The next stage is learning to synchronise your seat's movement with that of the horse's back. This is where those supple hips come in. Tightness in the hip joints is one of the biggest hurdles for a rider to overcome. Your hips (hip joints) have to become part of the horse, moving like backwards rotating bicycle pedals; one is up and one down. When I went for some seat refresher lunge lessons, I was told to exaggerate the actual lift and dropping of the knee (in trot) to instil the feeling of what is happening. You can try it in walk, but it will be a much slower rise and fall. Once you recognise the feeling you can allow the horse to do the real work - don't try, as so many do, to do the work for him.
In the walk the horse moves the rider's seat up and forwards (yes it goes up/forwards before it carries on backwards - think about it) on one side and then up and forwards on the other. So the right hip feels as if it is being picked up and moved forwards. This happens as the hip of the horse is travelling over his grounded hind leg. As the seat comes to the end of the backwards phase it will feel a slight drop. This is when the hind leg on that side is being picked up off the floor and is the correct time for the forward driving aid (fig 1).
Whilst releasing into the hip joints you also need to let your lower back release to allow your weight to come right down into your seat. You may find it is getting blocked at around your lower chest because you're 'trying' to sit still. This is also keeping your centre of gravity too high. Be careful that you keep your torso 'supported' during this releasing phase - no slumping or arching allowed. You may initially need a competent instructor to show you the way but once this supported feeling, with legs releasing out of the hips and arms releasing out of the shoulder joints is ingrained you will be able to find it by yourself quite easily.
On to rising trot
Remember that top of the rise exercise? How it wasn't just an up and down movement, but more of a roll forward over the pommel? That's the sensation to take into rising trot. Again, the horse does the work you synchronise to it. You can influence a sluggish horse to step more lively by putting more oomph into your pelvis as you rise and conversely you can dampen a hot one by slowing the rise and descent of the pelvis.
To give a forwards driving aid it must be timed with the inside hind leg leaving the floor. In trot, this actually happens as the rider is leaving the saddle to rise and not, as usually taught, as the rider is sitting down. As you rise up, you allow the weight to sink down through your calf—this gives a soft lowering of the heel—which helps with the crispness of the aid.
Fig. 2 Moving with the Horse's Trotting Motion While in a Standing Position

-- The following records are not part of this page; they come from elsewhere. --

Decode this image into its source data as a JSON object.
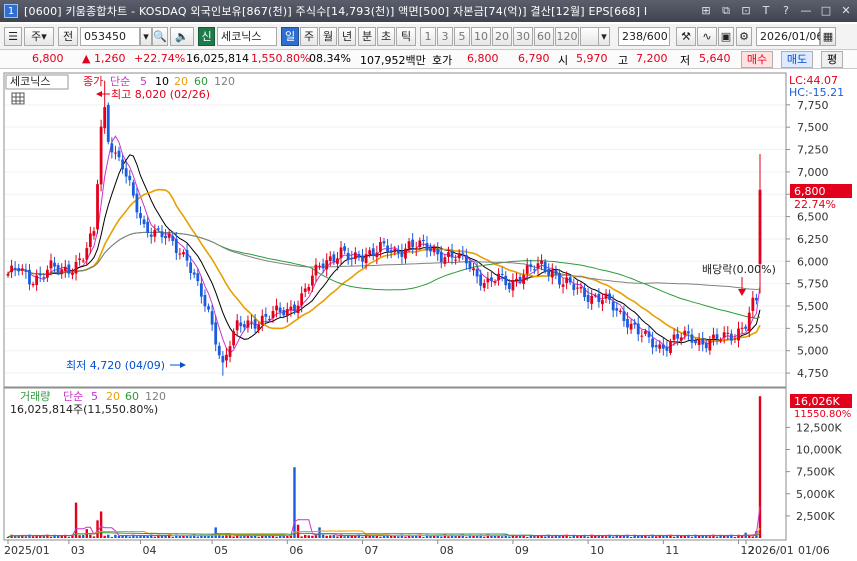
{
  "titlebar": {
    "app_number": "1",
    "title": "[0600] 키움종합차트 - KOSDAQ 외국인보유[867(천)] 주식수[14,793(천)] 액면[500] 자본금[74(억)] 결산[12월] EPS[668] I",
    "icons": [
      "link-icon",
      "restore-icon",
      "lock-icon",
      "help-icon",
      "minimize-icon",
      "maximize-icon",
      "close-icon"
    ],
    "icon_glyphs": [
      "⊞",
      "⧉",
      "⊡",
      "T",
      "?",
      "—",
      "□",
      "✕"
    ]
  },
  "toolbar": {
    "period_type": "주",
    "market": "전",
    "code": "053450",
    "stock_name": "세코닉스",
    "new_badge": "신",
    "tabs": [
      "일",
      "주",
      "월",
      "년",
      "분",
      "초",
      "틱"
    ],
    "minutes": [
      "1",
      "3",
      "5",
      "10",
      "20",
      "30",
      "60",
      "120"
    ],
    "count": "238",
    "count_total": "/600",
    "date": "2026/01/06"
  },
  "quote": {
    "price": "6,800",
    "change": "▲ 1,260",
    "change_pct": "+22.74%",
    "volume": "16,025,814",
    "volume_pct": "1,550.80%",
    "turnover": "08.34%",
    "amount": "107,952백만",
    "hoga_label": "호가",
    "ask": "6,800",
    "bid": "6,790",
    "open_label": "시",
    "open": "5,970",
    "high_label": "고",
    "high": "7,200",
    "low_label": "저",
    "low": "5,640",
    "buy_button": "매수",
    "sell_button": "매도",
    "eval_button": "평"
  },
  "price_panel": {
    "name_tag": "세코닉스",
    "legend_close": "종가",
    "legend_simple": "단순",
    "ma_periods": [
      "5",
      "10",
      "20",
      "60",
      "120"
    ],
    "lc_label": "LC:44.07",
    "hc_label": "HC:-15.21",
    "high_annotation": "최고 8,020 (02/26)",
    "low_annotation": "최저 4,720 (04/09)",
    "dividend_annotation": "배당락(0.00%)",
    "current_price_tag": "6,800",
    "current_pct_tag": "22.74%",
    "y_ticks": [
      "7,750",
      "7,500",
      "7,250",
      "7,000",
      "6,750",
      "6,500",
      "6,250",
      "6,000",
      "5,750",
      "5,500",
      "5,250",
      "5,000",
      "4,750"
    ]
  },
  "volume_panel": {
    "legend_volume": "거래량",
    "legend_simple": "단순",
    "ma_periods": [
      "5",
      "20",
      "60",
      "120"
    ],
    "volume_text": "16,025,814주(11,550.80%)",
    "current_tag": "16,026K",
    "current_pct_tag": "11550.80%",
    "y_ticks": [
      "12,500K",
      "10,000K",
      "7,500K",
      "5,000K",
      "2,500K"
    ]
  },
  "x_axis": {
    "labels": [
      "2025/01",
      "03",
      "04",
      "05",
      "06",
      "07",
      "08",
      "09",
      "10",
      "11",
      "12",
      "2026/01",
      "01/06"
    ]
  },
  "colors": {
    "up": "#e3001b",
    "down": "#1a5ce0",
    "ma5": "#cc33cc",
    "ma10": "#000000",
    "ma20": "#e8a000",
    "ma60": "#2e9a3c",
    "ma120": "#808080"
  },
  "chart_data": {
    "type": "candlestick",
    "title": "세코닉스",
    "price_range": [
      4650,
      8050
    ],
    "volume_range": [
      0,
      16500
    ],
    "high_point": {
      "date": "02/26",
      "value": 8020
    },
    "low_point": {
      "date": "04/09",
      "value": 4720
    },
    "last": {
      "date": "2026/01/06",
      "open": 5970,
      "high": 7200,
      "low": 5640,
      "close": 6800,
      "volume_k": 16026
    },
    "price_profile": [
      [
        0,
        5860
      ],
      [
        3,
        5900
      ],
      [
        6,
        5800
      ],
      [
        9,
        5850
      ],
      [
        12,
        5920
      ],
      [
        15,
        5880
      ],
      [
        18,
        5950
      ],
      [
        21,
        6050
      ],
      [
        24,
        6300
      ],
      [
        26,
        7500
      ],
      [
        27,
        7700
      ],
      [
        28,
        7400
      ],
      [
        30,
        7200
      ],
      [
        32,
        7050
      ],
      [
        35,
        6700
      ],
      [
        38,
        6400
      ],
      [
        42,
        6300
      ],
      [
        46,
        6200
      ],
      [
        50,
        6050
      ],
      [
        53,
        5700
      ],
      [
        56,
        5400
      ],
      [
        58,
        5150
      ],
      [
        60,
        4850
      ],
      [
        62,
        5100
      ],
      [
        64,
        5250
      ],
      [
        67,
        5300
      ],
      [
        70,
        5350
      ],
      [
        74,
        5400
      ],
      [
        78,
        5450
      ],
      [
        82,
        5600
      ],
      [
        85,
        5800
      ],
      [
        87,
        5950
      ],
      [
        90,
        6050
      ],
      [
        93,
        6100
      ],
      [
        96,
        6000
      ],
      [
        100,
        6100
      ],
      [
        104,
        6150
      ],
      [
        108,
        6080
      ],
      [
        112,
        6200
      ],
      [
        116,
        6150
      ],
      [
        120,
        6100
      ],
      [
        124,
        6050
      ],
      [
        128,
        6000
      ],
      [
        131,
        5850
      ],
      [
        134,
        5750
      ],
      [
        137,
        5800
      ],
      [
        140,
        5750
      ],
      [
        143,
        5850
      ],
      [
        146,
        5900
      ],
      [
        149,
        5950
      ],
      [
        152,
        5900
      ],
      [
        155,
        5750
      ],
      [
        158,
        5700
      ],
      [
        161,
        5650
      ],
      [
        164,
        5600
      ],
      [
        167,
        5550
      ],
      [
        170,
        5450
      ],
      [
        173,
        5350
      ],
      [
        176,
        5200
      ],
      [
        179,
        5100
      ],
      [
        182,
        5050
      ],
      [
        185,
        5100
      ],
      [
        188,
        5150
      ],
      [
        191,
        5150
      ],
      [
        194,
        5100
      ],
      [
        197,
        5100
      ],
      [
        200,
        5150
      ],
      [
        203,
        5200
      ],
      [
        206,
        5300
      ],
      [
        208,
        5500
      ],
      [
        209,
        5540
      ],
      [
        210,
        6800
      ]
    ],
    "volume_spikes_k": [
      [
        19,
        4000
      ],
      [
        22,
        1000
      ],
      [
        25,
        2000
      ],
      [
        26,
        3000
      ],
      [
        58,
        1200
      ],
      [
        80,
        8000
      ],
      [
        81,
        1500
      ],
      [
        87,
        1200
      ],
      [
        206,
        600
      ],
      [
        209,
        800
      ],
      [
        210,
        16026
      ]
    ]
  }
}
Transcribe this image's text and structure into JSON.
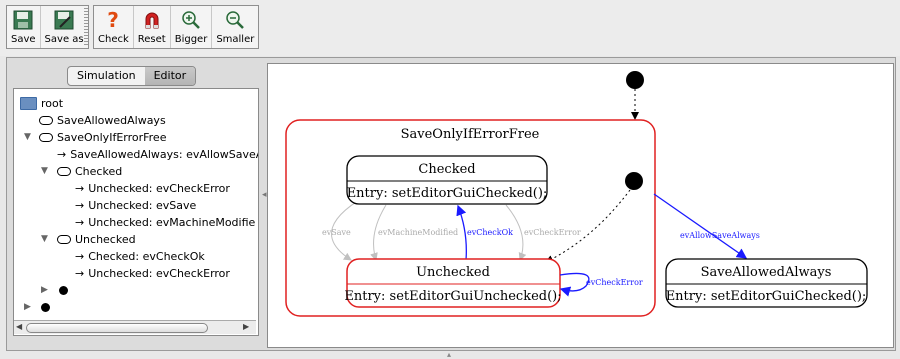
{
  "toolbar": {
    "buttons": [
      {
        "label": "Save",
        "icon": "floppy-disk-icon"
      },
      {
        "label": "Save as",
        "icon": "floppy-disk-pencil-icon"
      },
      {
        "label": "Check",
        "icon": "question-mark-icon"
      },
      {
        "label": "Reset",
        "icon": "magnet-icon"
      },
      {
        "label": "Bigger",
        "icon": "zoom-in-icon"
      },
      {
        "label": "Smaller",
        "icon": "zoom-out-icon"
      }
    ]
  },
  "tabs": [
    {
      "label": "Simulation",
      "active": false
    },
    {
      "label": "Editor",
      "active": true
    }
  ],
  "tree": {
    "root": "root",
    "items": [
      {
        "kind": "state",
        "label": "SaveAllowedAlways"
      },
      {
        "kind": "state",
        "label": "SaveOnlyIfErrorFree"
      },
      {
        "kind": "transition",
        "label": "SaveAllowedAlways: evAllowSaveA"
      },
      {
        "kind": "state",
        "label": "Checked"
      },
      {
        "kind": "transition",
        "label": "Unchecked: evCheckError"
      },
      {
        "kind": "transition",
        "label": "Unchecked: evSave"
      },
      {
        "kind": "transition",
        "label": "Unchecked: evMachineModifie"
      },
      {
        "kind": "state",
        "label": "Unchecked"
      },
      {
        "kind": "transition",
        "label": "Checked: evCheckOk"
      },
      {
        "kind": "transition",
        "label": "Unchecked: evCheckError"
      }
    ]
  },
  "diagram": {
    "composite_state": "SaveOnlyIfErrorFree",
    "states": {
      "checked": {
        "name": "Checked",
        "entry": "Entry: setEditorGuiChecked();"
      },
      "unchecked": {
        "name": "Unchecked",
        "entry": "Entry: setEditorGuiUnchecked();"
      },
      "save_allowed_always": {
        "name": "SaveAllowedAlways",
        "entry": "Entry: setEditorGuiChecked();"
      }
    },
    "transitions": {
      "ev_save": "evSave",
      "ev_machine_modified": "evMachineModified",
      "ev_check_ok": "evCheckOk",
      "ev_check_error_1": "evCheckError",
      "ev_check_error_2": "evCheckError",
      "ev_allow_save_always": "evAllowSaveAlways"
    },
    "colors": {
      "composite_border": "#e02020",
      "active_border": "#e02020",
      "active_transition": "#1a1aff",
      "inactive_transition": "#c0c0c0"
    }
  }
}
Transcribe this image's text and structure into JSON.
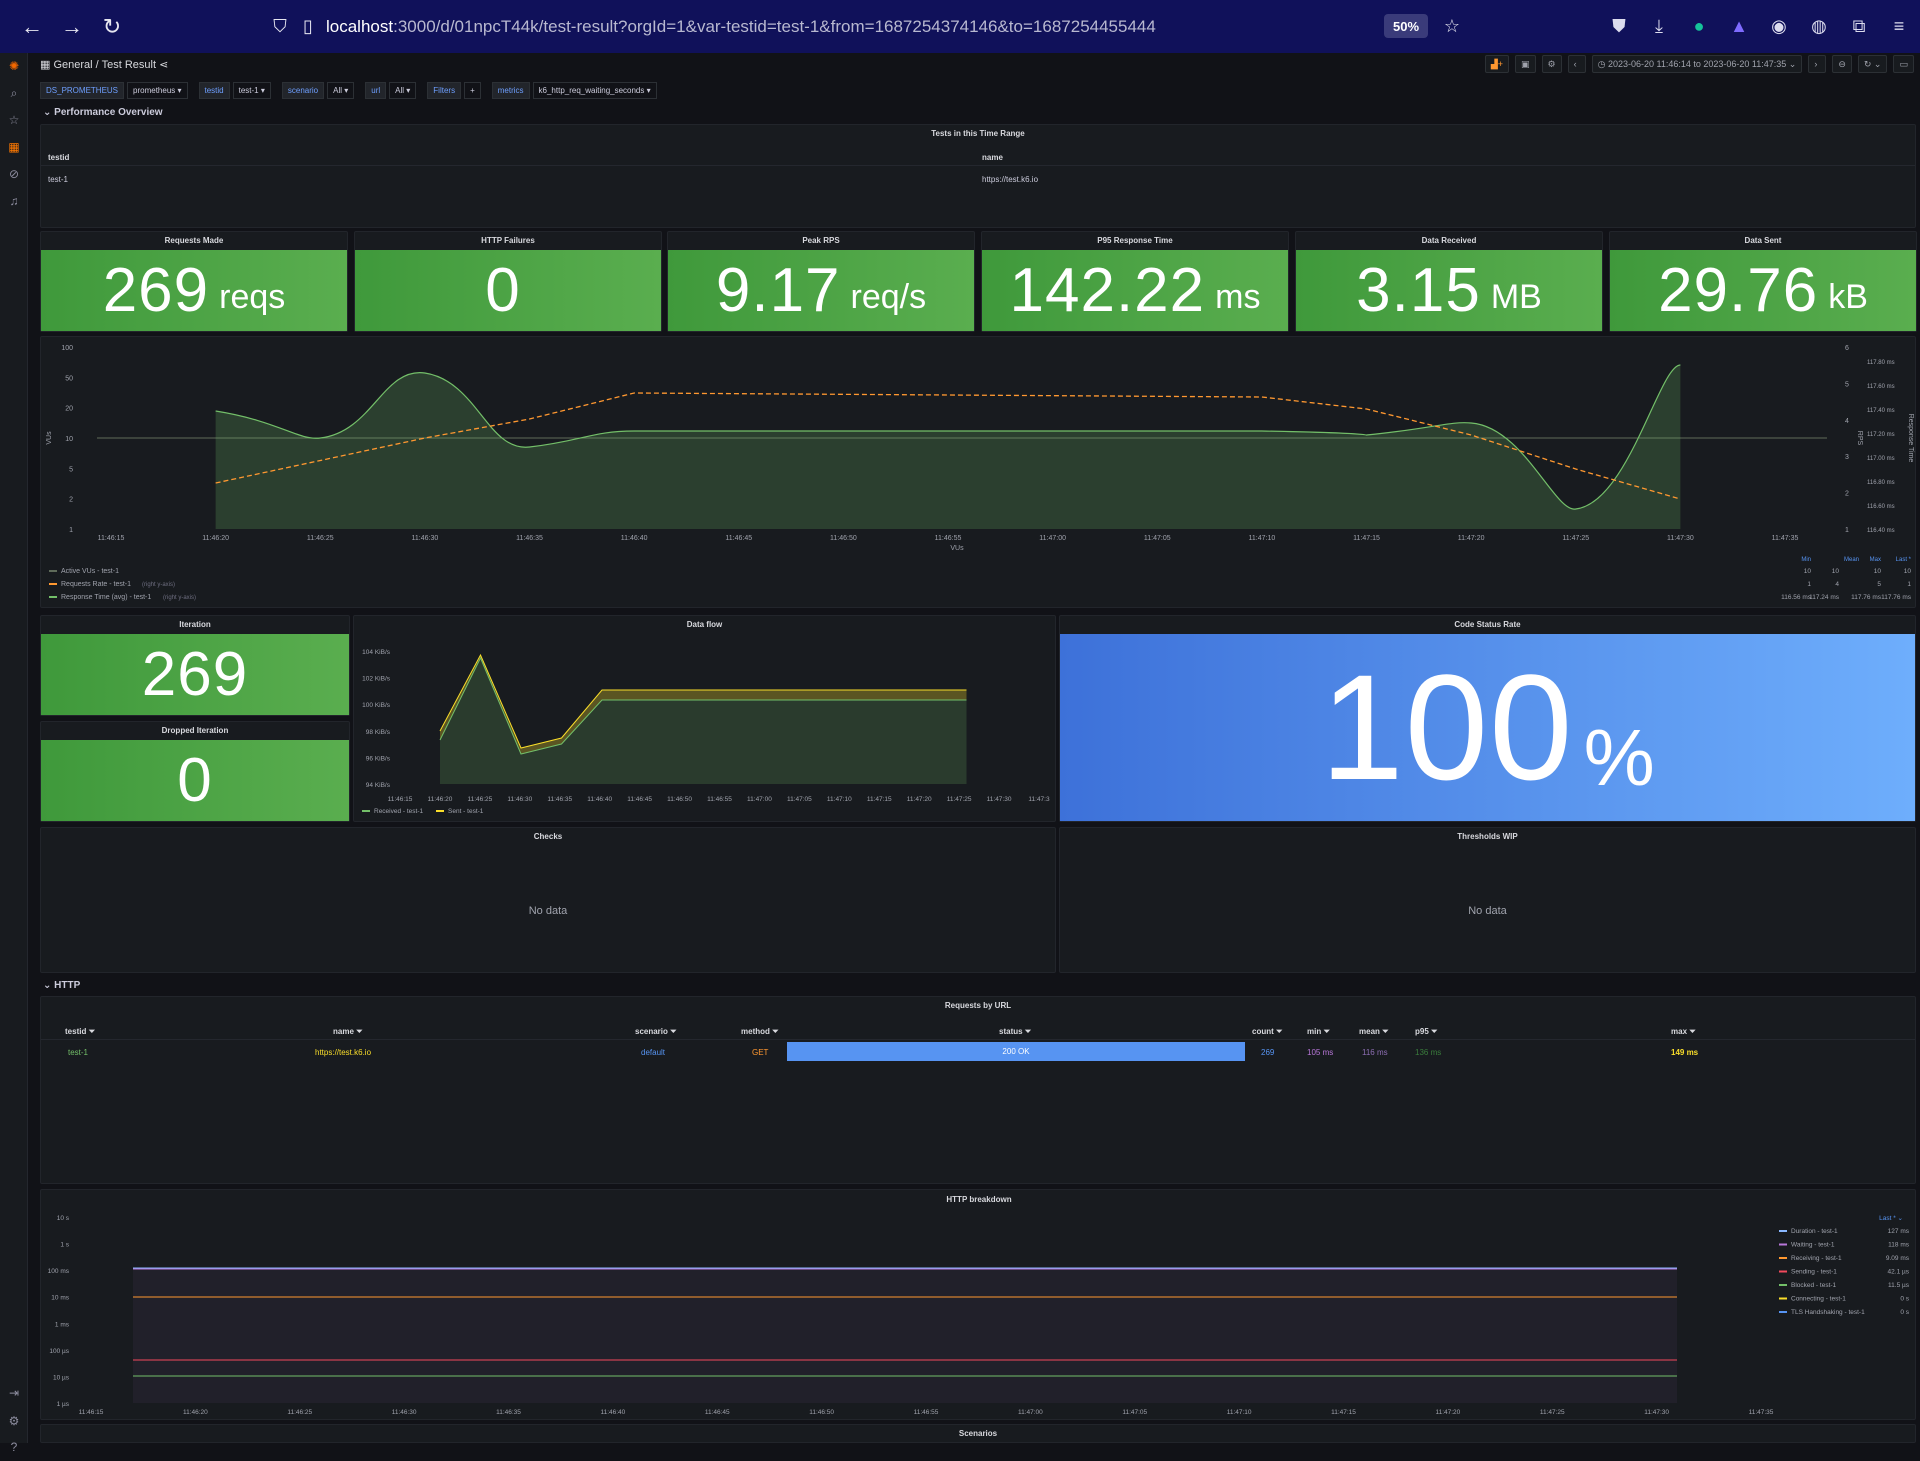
{
  "browser": {
    "url_host": "localhost",
    "url_path": ":3000/d/01npcT44k/test-result?orgId=1&var-testid=test-1&from=1687254374146&to=1687254455444",
    "zoom": "50%"
  },
  "topbar": {
    "breadcrumb_root": "General",
    "breadcrumb_sep": "/",
    "breadcrumb_page": "Test Result",
    "time_range": "2023-06-20 11:46:14 to 2023-06-20 11:47:35"
  },
  "variables": [
    {
      "label": "DS_PROMETHEUS",
      "value": "prometheus ▾"
    },
    {
      "label": "testid",
      "value": "test-1 ▾"
    },
    {
      "label": "scenario",
      "value": "All ▾"
    },
    {
      "label": "url",
      "value": "All ▾"
    },
    {
      "label": "Filters",
      "value": "+"
    },
    {
      "label": "metrics",
      "value": "k6_http_req_waiting_seconds ▾"
    }
  ],
  "rows": {
    "performance": "Performance Overview",
    "http": "HTTP"
  },
  "tests_table": {
    "title": "Tests in this Time Range",
    "headers": [
      "testid",
      "name"
    ],
    "rows": [
      [
        "test-1",
        "https://test.k6.io"
      ]
    ]
  },
  "stats": [
    {
      "title": "Requests Made",
      "value": "269",
      "unit": "reqs"
    },
    {
      "title": "HTTP Failures",
      "value": "0",
      "unit": ""
    },
    {
      "title": "Peak RPS",
      "value": "9.17",
      "unit": "req/s"
    },
    {
      "title": "P95 Response Time",
      "value": "142.22",
      "unit": "ms"
    },
    {
      "title": "Data Received",
      "value": "3.15",
      "unit": "MB"
    },
    {
      "title": "Data Sent",
      "value": "29.76",
      "unit": "kB"
    }
  ],
  "main_chart": {
    "left_ticks": [
      "100",
      "50",
      "20",
      "10",
      "5",
      "2",
      "1"
    ],
    "right_ticks_rps": [
      "6",
      "5",
      "4",
      "3",
      "2",
      "1"
    ],
    "right_ticks_ms": [
      "117.80 ms",
      "117.60 ms",
      "117.40 ms",
      "117.20 ms",
      "117.00 ms",
      "116.80 ms",
      "116.60 ms",
      "116.40 ms"
    ],
    "x_ticks": [
      "11:46:15",
      "11:46:20",
      "11:46:25",
      "11:46:30",
      "11:46:35",
      "11:46:40",
      "11:46:45",
      "11:46:50",
      "11:46:55",
      "11:47:00",
      "11:47:05",
      "11:47:10",
      "11:47:15",
      "11:47:20",
      "11:47:25",
      "11:47:30",
      "11:47:35"
    ],
    "y_left_label": "VUs",
    "x_label": "VUs",
    "y_right_label_1": "RPS",
    "y_right_label_2": "Response Time",
    "legend_headers": [
      "Min",
      "Mean",
      "Max",
      "Last *"
    ],
    "legend": [
      {
        "name": "Active VUs - test-1",
        "suffix": "",
        "color": "#5f6b5a",
        "stats": [
          "10",
          "10",
          "10",
          "10"
        ]
      },
      {
        "name": "Requests Rate - test-1",
        "suffix": "(right y-axis)",
        "color": "#ff9830",
        "stats": [
          "1",
          "4",
          "5",
          "1"
        ]
      },
      {
        "name": "Response Time (avg) - test-1",
        "suffix": "(right y-axis)",
        "color": "#73bf69",
        "stats": [
          "116.56 ms",
          "117.24 ms",
          "117.76 ms",
          "117.76 ms"
        ]
      }
    ]
  },
  "iteration": {
    "title": "Iteration",
    "value": "269"
  },
  "dropped": {
    "title": "Dropped Iteration",
    "value": "0"
  },
  "dataflow": {
    "title": "Data flow",
    "y_ticks": [
      "104 KiB/s",
      "102 KiB/s",
      "100 KiB/s",
      "98 KiB/s",
      "96 KiB/s",
      "94 KiB/s"
    ],
    "x_ticks": [
      "11:46:15",
      "11:46:20",
      "11:46:25",
      "11:46:30",
      "11:46:35",
      "11:46:40",
      "11:46:45",
      "11:46:50",
      "11:46:55",
      "11:47:00",
      "11:47:05",
      "11:47:10",
      "11:47:15",
      "11:47:20",
      "11:47:25",
      "11:47:30",
      "11:47:3"
    ],
    "legend": [
      {
        "name": "Received - test-1",
        "color": "#73bf69"
      },
      {
        "name": "Sent - test-1",
        "color": "#fade2a"
      }
    ]
  },
  "code_status": {
    "title": "Code Status Rate",
    "value": "100",
    "unit": "%"
  },
  "checks": {
    "title": "Checks",
    "nodata": "No data"
  },
  "thresholds": {
    "title": "Thresholds WIP",
    "nodata": "No data"
  },
  "requests_by_url": {
    "title": "Requests by URL",
    "headers": [
      "testid",
      "name",
      "scenario",
      "method",
      "status",
      "count",
      "min",
      "mean",
      "p95",
      "max"
    ],
    "row": {
      "testid": "test-1",
      "name": "https://test.k6.io",
      "scenario": "default",
      "method": "GET",
      "status": "200 OK",
      "count": "269",
      "min": "105 ms",
      "mean": "116 ms",
      "p95": "136 ms",
      "max": "149 ms"
    }
  },
  "breakdown": {
    "title": "HTTP breakdown",
    "y_ticks": [
      "10 s",
      "1 s",
      "100 ms",
      "10 ms",
      "1 ms",
      "100 µs",
      "10 µs",
      "1 µs"
    ],
    "x_ticks": [
      "11:46:15",
      "11:46:20",
      "11:46:25",
      "11:46:30",
      "11:46:35",
      "11:46:40",
      "11:46:45",
      "11:46:50",
      "11:46:55",
      "11:47:00",
      "11:47:05",
      "11:47:10",
      "11:47:15",
      "11:47:20",
      "11:47:25",
      "11:47:30",
      "11:47:35"
    ],
    "legend_header": "Last * ⌄",
    "legend": [
      {
        "name": "Duration - test-1",
        "value": "127 ms",
        "color": "#8ab8ff"
      },
      {
        "name": "Waiting - test-1",
        "value": "118 ms",
        "color": "#b877d9"
      },
      {
        "name": "Receiving - test-1",
        "value": "9.09 ms",
        "color": "#ff9830"
      },
      {
        "name": "Sending - test-1",
        "value": "42.1 µs",
        "color": "#f2495c"
      },
      {
        "name": "Blocked - test-1",
        "value": "11.5 µs",
        "color": "#73bf69"
      },
      {
        "name": "Connecting - test-1",
        "value": "0 s",
        "color": "#fade2a"
      },
      {
        "name": "TLS Handshaking - test-1",
        "value": "0 s",
        "color": "#5794f2"
      }
    ]
  },
  "scenarios": {
    "title": "Scenarios"
  }
}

The Sitting Trot
To onlookers, this bit may look a little sloppy and you might feel a bit daf—but remember you are learning a new skill and it takes practice!
So, here you are, standing in the stirrups, going left / right with the horse's movement and all you have to do now is bend your knees, sit down and still keep that side-to-side motion going. If it doesn't turn into a great sitting trot three things can have gone wrong:
1. You haven't brought your shoulders far enough back to be over your base of support (you may be hunching your shoulders and letting your mid section stay too wobbly).
2. You may be tightening your lower back in anticipation of the trot movement. Allow that weight to flow down into your feet, through a supported torso. (see fig. 1)
3. You've, inadvertently, started to grip with your knees and or thighs to compensate for a torso that is out of alignment and are 'pinging' yourself out of the saddle. (see 1 & 2)
A great way of working through all that this article talks about is the 7-7-7 exercise. In trot you do seven strides in rising trot, seven strides in two-point, and seven strides insisting trot.
Many thanks to Jan Dawson, President of The American Association for Horsemanship Safety, Inc. Fentress, Texas for permission to use the illustrations from her own article: Secure Seat (SM): A Safe and Systematic Approach to Teaching
Try these other Balance Finding Exercises
If your browser doesn’t open your email client, click here)
Classical Dressage Notebook